• REQUIRED ACTION
Check each line of the listing, and copy it if it contains the word "icon".

• DATA TO EXAMINE
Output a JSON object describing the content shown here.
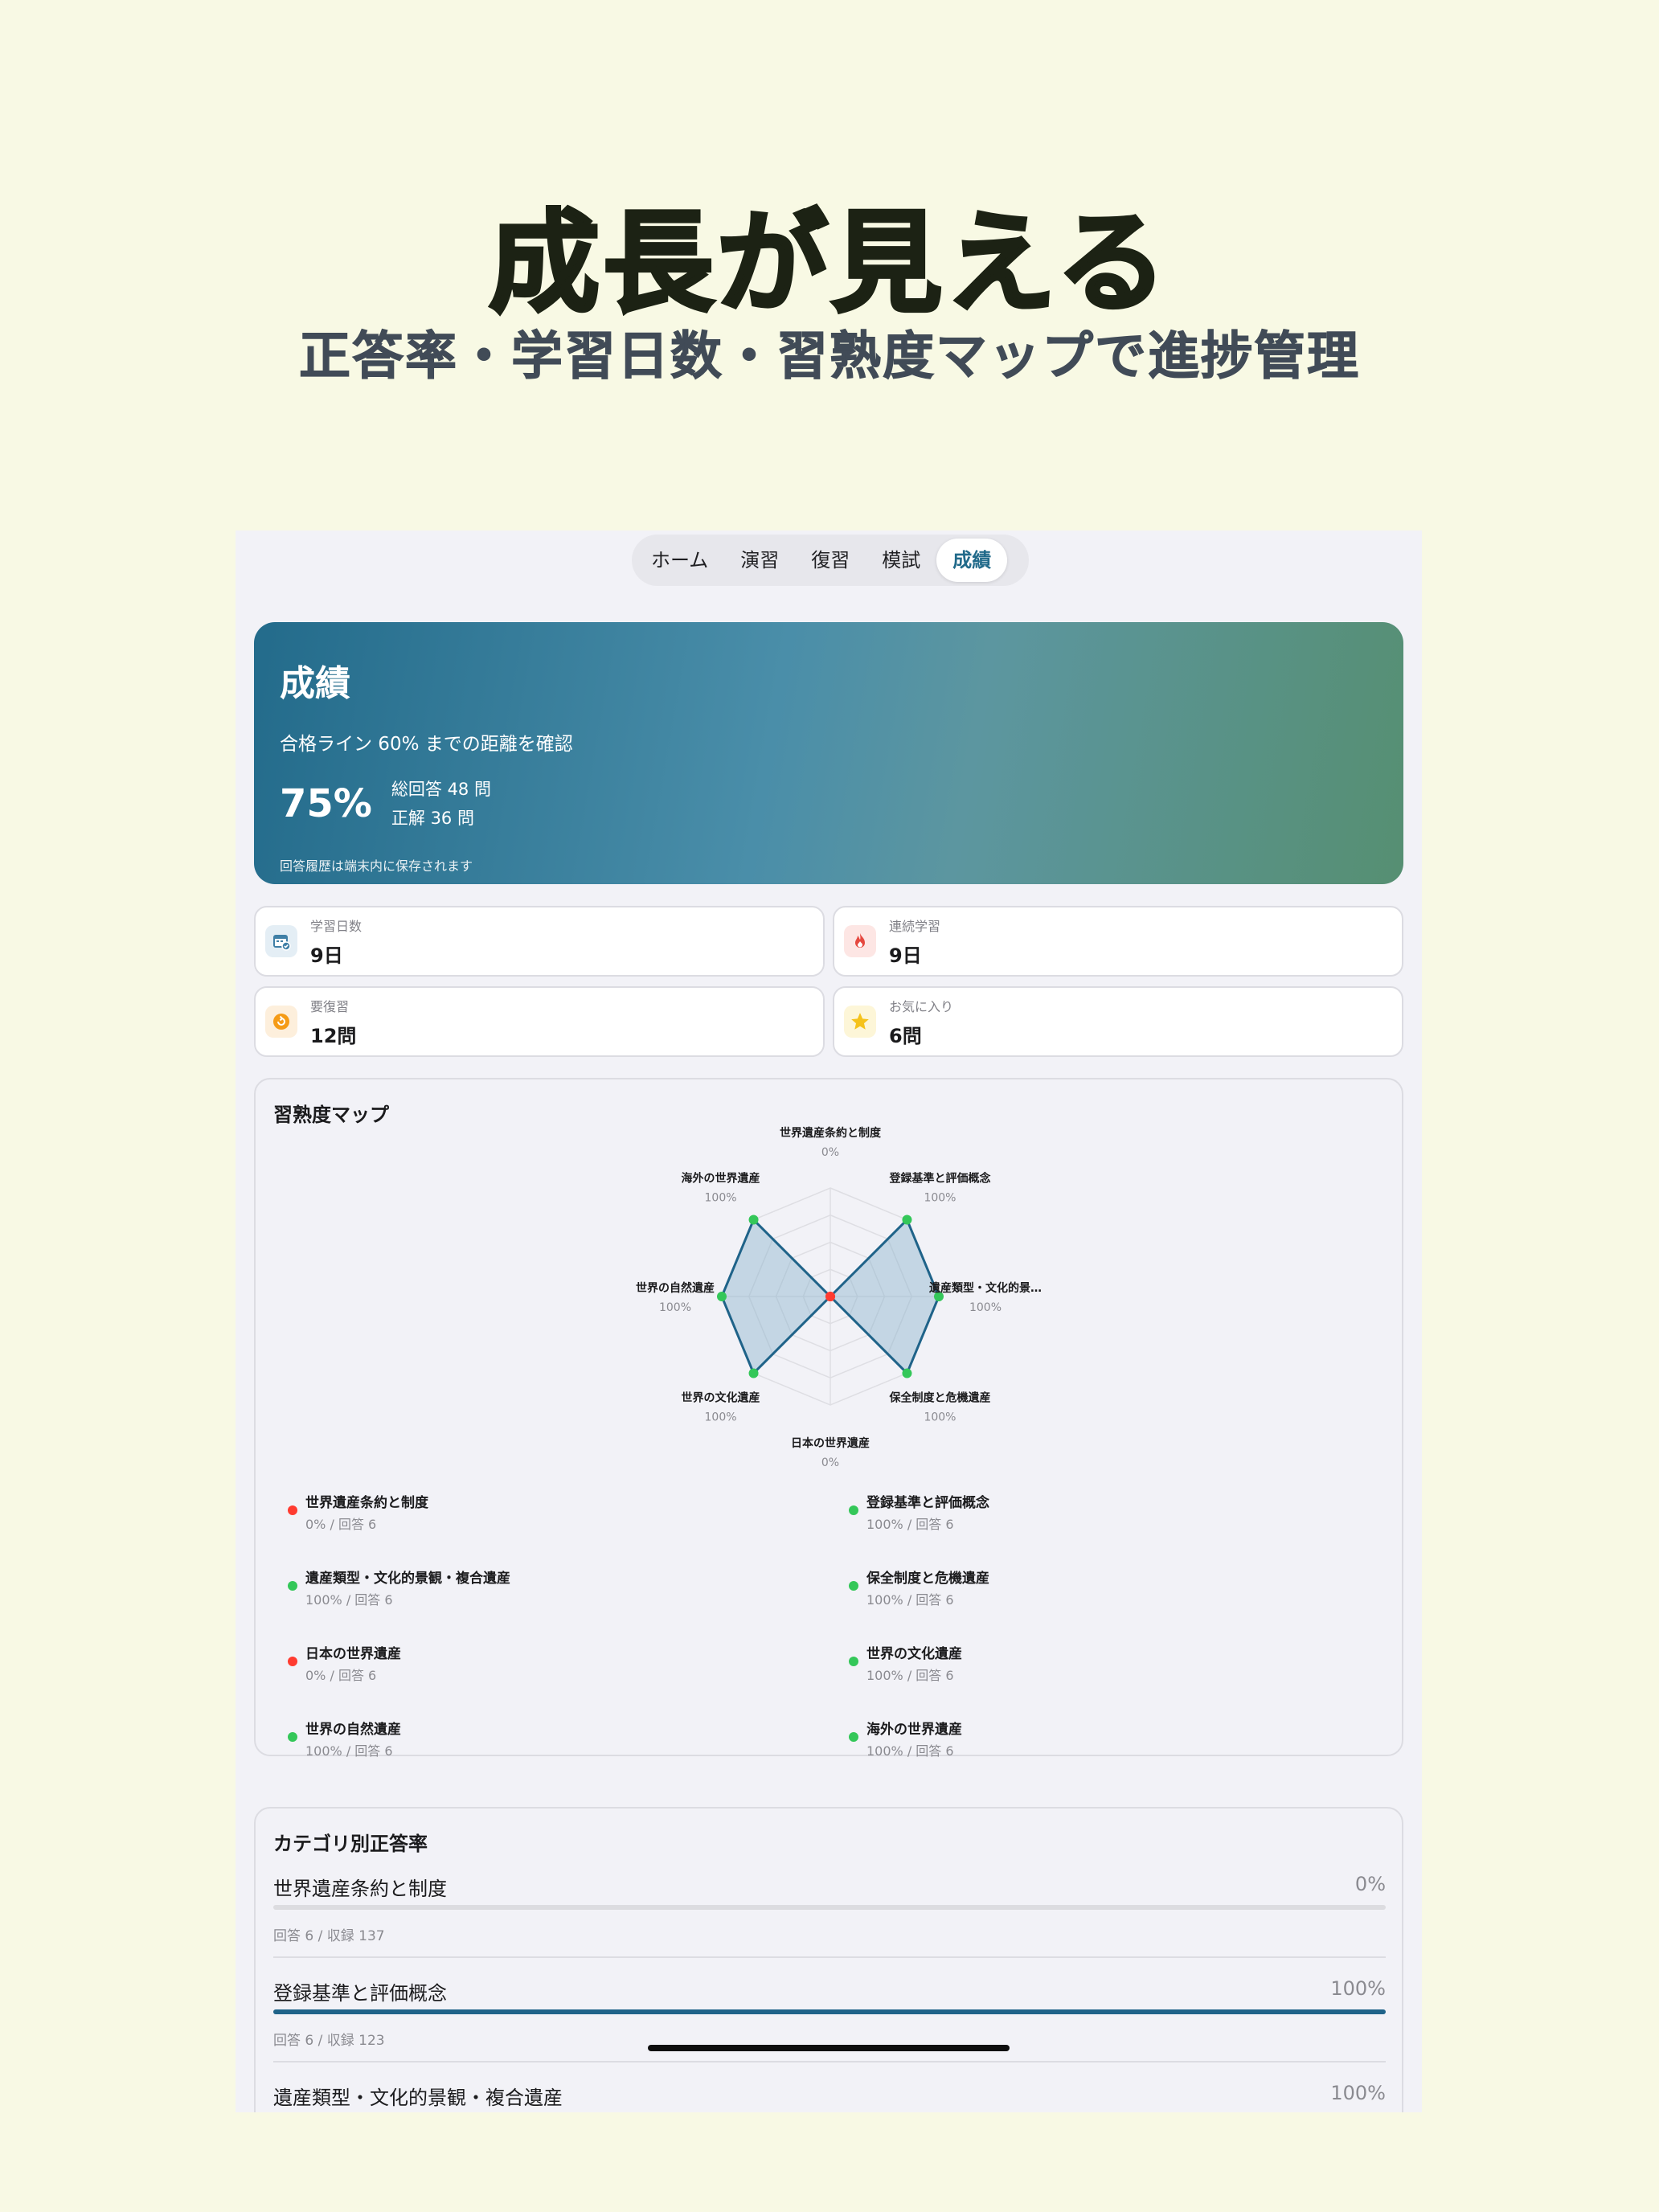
{
  "promo": {
    "headline": "成長が見える",
    "subhead": "正答率・学習日数・習熟度マップで進捗管理"
  },
  "tabs": [
    {
      "label": "ホーム",
      "active": false
    },
    {
      "label": "演習",
      "active": false
    },
    {
      "label": "復習",
      "active": false
    },
    {
      "label": "模試",
      "active": false
    },
    {
      "label": "成績",
      "active": true
    }
  ],
  "hero": {
    "title": "成績",
    "subtitle": "合格ライン 60% までの距離を確認",
    "accuracy": "75%",
    "total_answers": "総回答 48 問",
    "correct_answers": "正解 36 問",
    "note": "回答履歴は端末内に保存されます"
  },
  "stats": [
    {
      "label": "学習日数",
      "value": "9日",
      "icon": "calendar-check-icon",
      "color": "#3f7fa6"
    },
    {
      "label": "連続学習",
      "value": "9日",
      "icon": "flame-icon",
      "color": "#e5483f"
    },
    {
      "label": "要復習",
      "value": "12問",
      "icon": "review-arrow-icon",
      "color": "#f59b16"
    },
    {
      "label": "お気に入り",
      "value": "6問",
      "icon": "star-icon",
      "color": "#f5c21b"
    }
  ],
  "mastery_map": {
    "title": "習熟度マップ",
    "colors": {
      "good": "#34c759",
      "bad": "#ff3b30",
      "stroke": "#1f6389",
      "fill": "#8bb3cc"
    },
    "axes": [
      {
        "label": "世界遺産条約と制度",
        "value": 0,
        "percent_text": "0%"
      },
      {
        "label": "登録基準と評価概念",
        "value": 100,
        "percent_text": "100%"
      },
      {
        "label": "遺産類型・文化的景…",
        "value": 100,
        "percent_text": "100%"
      },
      {
        "label": "保全制度と危機遺産",
        "value": 100,
        "percent_text": "100%"
      },
      {
        "label": "日本の世界遺産",
        "value": 0,
        "percent_text": "0%"
      },
      {
        "label": "世界の文化遺産",
        "value": 100,
        "percent_text": "100%"
      },
      {
        "label": "世界の自然遺産",
        "value": 100,
        "percent_text": "100%"
      },
      {
        "label": "海外の世界遺産",
        "value": 100,
        "percent_text": "100%"
      }
    ],
    "legend": [
      {
        "name": "世界遺産条約と制度",
        "detail": "0% / 回答 6",
        "status": "bad"
      },
      {
        "name": "登録基準と評価概念",
        "detail": "100% / 回答 6",
        "status": "good"
      },
      {
        "name": "遺産類型・文化的景観・複合遺産",
        "detail": "100% / 回答 6",
        "status": "good"
      },
      {
        "name": "保全制度と危機遺産",
        "detail": "100% / 回答 6",
        "status": "good"
      },
      {
        "name": "日本の世界遺産",
        "detail": "0% / 回答 6",
        "status": "bad"
      },
      {
        "name": "世界の文化遺産",
        "detail": "100% / 回答 6",
        "status": "good"
      },
      {
        "name": "世界の自然遺産",
        "detail": "100% / 回答 6",
        "status": "good"
      },
      {
        "name": "海外の世界遺産",
        "detail": "100% / 回答 6",
        "status": "good"
      }
    ]
  },
  "category_accuracy": {
    "title": "カテゴリ別正答率",
    "rows": [
      {
        "name": "世界遺産条約と制度",
        "percent_text": "0%",
        "ratio": 0,
        "meta": "回答 6 / 収録 137"
      },
      {
        "name": "登録基準と評価概念",
        "percent_text": "100%",
        "ratio": 1,
        "meta": "回答 6 / 収録 123"
      },
      {
        "name": "遺産類型・文化的景観・複合遺産",
        "percent_text": "100%",
        "ratio": 1,
        "meta": ""
      }
    ]
  }
}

• RESULT OF THIS TASK
      "icon": "calendar-check-icon",
      "icon": "flame-icon",
      "icon": "review-arrow-icon",
      "icon": "star-icon",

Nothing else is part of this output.